"Babysoy is the 1st company in the world to create baby's newborn wardrobe using soybean protein fiber." In case you were wondering, soybean protein fiber is the leftover pulp from tofu, soymilk and other soy products. You can instantly tell from the site that it's an environmentally conscious marketer. The mantra STYLE + NATURE'S SOFTNESS seems to say it all.
Over at Hanna Andersson, the green story is a bit harder to find. Because I'm a nut and I read everything on every label of every product that enters this house (um, studio), I was intrigued by the Hanna Andersson tags claiming 100% pure organic cotton.
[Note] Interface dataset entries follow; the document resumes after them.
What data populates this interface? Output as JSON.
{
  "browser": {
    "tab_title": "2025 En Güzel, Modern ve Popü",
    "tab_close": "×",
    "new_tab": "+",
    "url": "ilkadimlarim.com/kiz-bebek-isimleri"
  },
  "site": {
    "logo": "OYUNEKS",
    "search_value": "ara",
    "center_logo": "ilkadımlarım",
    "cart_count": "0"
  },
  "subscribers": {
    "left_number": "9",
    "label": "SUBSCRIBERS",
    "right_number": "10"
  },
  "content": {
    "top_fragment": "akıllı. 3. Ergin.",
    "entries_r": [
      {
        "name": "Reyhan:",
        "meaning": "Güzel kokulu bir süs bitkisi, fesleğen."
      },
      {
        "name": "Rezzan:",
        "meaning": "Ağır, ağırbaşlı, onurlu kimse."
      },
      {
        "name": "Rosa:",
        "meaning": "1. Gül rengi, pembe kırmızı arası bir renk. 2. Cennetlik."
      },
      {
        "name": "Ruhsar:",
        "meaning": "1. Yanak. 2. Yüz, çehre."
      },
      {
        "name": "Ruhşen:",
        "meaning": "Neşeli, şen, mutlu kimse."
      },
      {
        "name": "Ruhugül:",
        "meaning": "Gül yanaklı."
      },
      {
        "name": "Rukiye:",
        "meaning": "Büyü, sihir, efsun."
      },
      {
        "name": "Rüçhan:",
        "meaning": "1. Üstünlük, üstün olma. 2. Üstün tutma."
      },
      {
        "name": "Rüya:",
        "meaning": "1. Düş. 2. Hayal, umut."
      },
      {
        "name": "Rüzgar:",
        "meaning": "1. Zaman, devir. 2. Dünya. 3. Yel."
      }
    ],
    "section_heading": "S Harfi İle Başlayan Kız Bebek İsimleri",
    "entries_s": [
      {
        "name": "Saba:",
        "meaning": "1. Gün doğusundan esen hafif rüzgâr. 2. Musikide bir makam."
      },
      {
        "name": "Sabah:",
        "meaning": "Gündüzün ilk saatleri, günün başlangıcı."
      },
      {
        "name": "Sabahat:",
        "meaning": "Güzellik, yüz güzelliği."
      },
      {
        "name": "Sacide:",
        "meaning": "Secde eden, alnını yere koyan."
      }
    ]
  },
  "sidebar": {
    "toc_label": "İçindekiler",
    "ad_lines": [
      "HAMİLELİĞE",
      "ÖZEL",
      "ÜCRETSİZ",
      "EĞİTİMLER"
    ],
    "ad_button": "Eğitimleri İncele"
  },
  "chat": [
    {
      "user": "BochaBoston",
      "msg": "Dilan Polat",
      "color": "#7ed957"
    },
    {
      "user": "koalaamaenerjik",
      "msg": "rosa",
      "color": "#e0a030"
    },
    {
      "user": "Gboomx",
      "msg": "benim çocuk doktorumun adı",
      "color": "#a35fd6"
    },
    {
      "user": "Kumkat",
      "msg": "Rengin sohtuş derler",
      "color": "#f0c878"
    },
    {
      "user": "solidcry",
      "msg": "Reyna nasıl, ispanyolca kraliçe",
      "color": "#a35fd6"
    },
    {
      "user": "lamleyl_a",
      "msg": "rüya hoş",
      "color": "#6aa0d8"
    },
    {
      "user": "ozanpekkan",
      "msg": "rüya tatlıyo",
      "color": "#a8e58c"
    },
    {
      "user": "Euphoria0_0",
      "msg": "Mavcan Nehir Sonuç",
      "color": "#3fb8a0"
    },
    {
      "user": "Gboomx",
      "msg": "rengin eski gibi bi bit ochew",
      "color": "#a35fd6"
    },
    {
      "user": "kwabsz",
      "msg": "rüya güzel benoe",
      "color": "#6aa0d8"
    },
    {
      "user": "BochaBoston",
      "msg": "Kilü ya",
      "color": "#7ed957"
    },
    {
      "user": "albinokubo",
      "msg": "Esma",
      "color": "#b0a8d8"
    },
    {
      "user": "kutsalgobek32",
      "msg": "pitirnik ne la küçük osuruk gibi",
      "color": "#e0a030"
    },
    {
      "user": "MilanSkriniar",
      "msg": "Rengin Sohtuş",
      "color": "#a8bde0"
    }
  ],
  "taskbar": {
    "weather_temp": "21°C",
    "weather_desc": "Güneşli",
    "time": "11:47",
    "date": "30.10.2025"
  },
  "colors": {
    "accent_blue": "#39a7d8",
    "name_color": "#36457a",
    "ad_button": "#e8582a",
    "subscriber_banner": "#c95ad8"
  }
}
The company, which has Swedish roots, embraces a European ecological certification process called Öko-Tex (sounds like echo-tex) Standard 100. In order for a garment to receive certification "every fabric, button, thread and zipper must pass rigorous tests for over 100 potentially harmful substances."
Suprisingly the website doesn't have any content about this on the home page. Given all the green marketing today, AND the fact that mommies are increasingly discerning about the products they purchase for their families, I'd say Hanna Andersson has a pretty good story to tell. It took me a few clicks to find it in the About Us section. You can read more about the process here: Öko-Tex.
What's it like to raise a newborn in a 525 sq ft Manhattan studio? I don't know yet but for the next few months I'm blogging about our decision to live small as a means of living a more sustainable (and frankly, more affordable) life. This is an exploration of the coolest new tools to economize on space, ecofriendly baby products and musings on the "less is more" approach to child-rearing.